In saying this I simply follow Marx. Although I'm sure we all know
the chapter I'll spell out my interpretation of Marx so that the
source of my (putative?) error is clear.

Marx begins with what is in effect an algebraic exercise, showing
that rising c/v given constant s/v translates into a falling value
rate of profit: "The same rate of surplus-value, therefore, and an
unchanges level of exploitation of labour, is expressed in a falling
rate of profit, as the value of the constant capital and hence the
total capital grows with the constant capital's material volume. If
we further assume now that this gradual change in the composition of
capital....occurs in more or less all spheres, ...then this gradual
growth in the constant capital, in relation to the variable, must
necessarily result in a *gradual fall in the general rate of profit*,
given that the rate of surplus-value....remains the same."

Marx then notes that he has shown the process of capitalist
accumulation to guarantee just this tendency to increase c/v:

"Moreover, it has been shown to be a law of the capitalist mode of
production that its development does in fact involve a relative
decline in the relation of variable capital to constant...This
progressive decline in the variable capital in relation to the
constant capital....is identical with the progressively rising
organic composition, on average, of the social capital as a whole."

Thus, the process of capital accumulation translates into a tendency
for the rate of profit to fall:

"With the progressive decline in the variable capital in relation to
the constant capital, this tendency leads to a rising organic
composition of the total capital, and the direct result of this is
that the rate of surplus-value, with the level of exploitation of
labour remaining the same or even rising, is expressed in a steadily
falling general rate of profit.

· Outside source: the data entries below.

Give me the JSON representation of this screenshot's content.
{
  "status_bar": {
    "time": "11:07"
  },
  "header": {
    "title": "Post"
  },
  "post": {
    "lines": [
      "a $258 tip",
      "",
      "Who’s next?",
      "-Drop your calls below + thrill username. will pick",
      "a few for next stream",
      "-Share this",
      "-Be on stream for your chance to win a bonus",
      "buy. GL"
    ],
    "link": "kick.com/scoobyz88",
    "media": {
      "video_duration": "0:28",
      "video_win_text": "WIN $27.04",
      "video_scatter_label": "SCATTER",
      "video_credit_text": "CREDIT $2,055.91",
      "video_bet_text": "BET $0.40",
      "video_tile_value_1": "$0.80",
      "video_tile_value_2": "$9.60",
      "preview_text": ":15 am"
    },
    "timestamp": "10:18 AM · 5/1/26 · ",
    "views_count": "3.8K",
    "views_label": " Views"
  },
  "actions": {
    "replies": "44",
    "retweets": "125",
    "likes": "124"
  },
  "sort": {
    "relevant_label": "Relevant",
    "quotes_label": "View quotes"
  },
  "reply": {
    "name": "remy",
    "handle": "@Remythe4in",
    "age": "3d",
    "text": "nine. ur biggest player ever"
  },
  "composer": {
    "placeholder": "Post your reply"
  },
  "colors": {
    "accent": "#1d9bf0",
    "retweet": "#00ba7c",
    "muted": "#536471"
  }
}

The progressive tendency for the
general rate of profit to fall is thus simply the *expression,
peculiar to the capitalist mode of production*, of the progressive
development of the social productivity of labour."

Now, the reason I don't think that Marx has established a "tendency"
for the rate of profit to fall in any meaningful sense is because he
has not ruled out the possibility that the process which raises c/v
also by its nature raises s/v by a greater proportion. In this case
it is not *economically* logical to hold s/v constant. Thus this
portion of the theory must be rehabilitated.

The Okishio theorem is just one illustration of the problem.
Scenario: suppose the "general law of capital accumulation" is in
force, in the sense that wages have been driven to the subsistence
level, and suppose that changing production technique does not change
the length of the working day per worker. Then dw = 0. Now suppose
we require that capitalists adopt only cost-reducing innovations.
Then---well, you know, the Okishio result.

The general point is that one must say *something* about the likely
response of s/v to a given pattern of technical change, or one cannot
establish a "tendency" for the profit rate to do anything.

Then add to this the point I made above concerning the inconsistency
of Marx's Vol. III story with his account in Vol. I, Ch. 25, sec. 1.

OK, John, fire away! In solidarity, Gil